Faced with Apple's intransigence over data encryption, the U.S. government appears to have taken matters into its own hands, working on its own methods for getting into data on Apple devices.
For those who can't wait for their caramel flan latte, Starbucks has got you covered. You can order your favorite beverage, pay for it and pick it up at the store without waiting in line.
Attackers are launching phishing attacks against victims of iPhone and iPad theft to track victims into supplying iCloud log-in credentials, according to security firm Symantec.
Shifts for iOS enables users to keep track of irregular work shifts on their iPhone, according to a TechRepublic article.
IT security types prefer Apple devices because of their reputation for strong security, but the recent discovery of the Thunderstrike bootkit could call into question that security reputation.
Check out the hottest mobile IT stories for Jan. 6, including a potential iPhone that is meant to bend, wearables hit or miss depending on the market, the likely path of the small drone industry, how Samsung plans to get connected and what Amsterdam is doing to better inform its citizens.
The release of a new hacking tool targeting iCloud's Apple ID dictionary is not reassuring for iPhone users and others who store data, knowingly or unknowingly, on iCloud.
As widely reported, two Florida residents filed a lawsuit in California alleging that their 16GB iPhones, iPads and iPods had less usable space than Apple promised and that the usable space was reduced further by upgrading to iOS 8. Such allegations are unlikely to help Apple in its effort to gain enterprise market share from Android devices, which are by far the most popular among smartphone users.
Frits van Paasschen, CEO of Starwood Hotels and Resorts Worldwide, has ditched his PC for an iPhone and an iPad with a keyboard.

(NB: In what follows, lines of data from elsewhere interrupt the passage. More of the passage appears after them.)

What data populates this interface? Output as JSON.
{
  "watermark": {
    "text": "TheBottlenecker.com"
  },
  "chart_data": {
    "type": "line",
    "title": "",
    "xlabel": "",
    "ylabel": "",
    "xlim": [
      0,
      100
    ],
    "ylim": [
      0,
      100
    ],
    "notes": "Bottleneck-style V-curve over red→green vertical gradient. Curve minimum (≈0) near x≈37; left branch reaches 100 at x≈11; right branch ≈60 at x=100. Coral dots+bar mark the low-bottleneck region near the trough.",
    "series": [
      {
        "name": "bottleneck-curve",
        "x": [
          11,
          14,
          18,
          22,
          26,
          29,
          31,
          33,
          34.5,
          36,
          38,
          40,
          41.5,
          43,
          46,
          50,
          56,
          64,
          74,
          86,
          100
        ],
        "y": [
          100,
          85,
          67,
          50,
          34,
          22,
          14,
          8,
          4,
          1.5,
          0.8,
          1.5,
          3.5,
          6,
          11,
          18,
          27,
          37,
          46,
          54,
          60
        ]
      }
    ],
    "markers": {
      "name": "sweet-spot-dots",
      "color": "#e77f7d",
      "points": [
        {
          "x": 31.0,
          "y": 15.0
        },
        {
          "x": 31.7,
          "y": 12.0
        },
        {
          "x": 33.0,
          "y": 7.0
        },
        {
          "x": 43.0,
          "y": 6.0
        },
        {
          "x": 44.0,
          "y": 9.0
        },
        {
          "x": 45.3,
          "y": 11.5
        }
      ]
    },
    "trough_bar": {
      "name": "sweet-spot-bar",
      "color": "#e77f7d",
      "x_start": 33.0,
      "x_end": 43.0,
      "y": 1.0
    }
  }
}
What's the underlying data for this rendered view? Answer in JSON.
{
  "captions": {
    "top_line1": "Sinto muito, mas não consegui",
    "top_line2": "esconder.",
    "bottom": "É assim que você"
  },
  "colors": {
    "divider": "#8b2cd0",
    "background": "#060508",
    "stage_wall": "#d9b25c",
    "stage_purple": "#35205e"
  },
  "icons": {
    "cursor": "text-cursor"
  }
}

The Justice Department recently warned top Apple executives that new encryption technology being loaded onto new iPhones will prevent law enforcement from accessing a kidnapper's phone and could result in a child dying, the Wall Street Journal reports, cited sources who attended the meeting.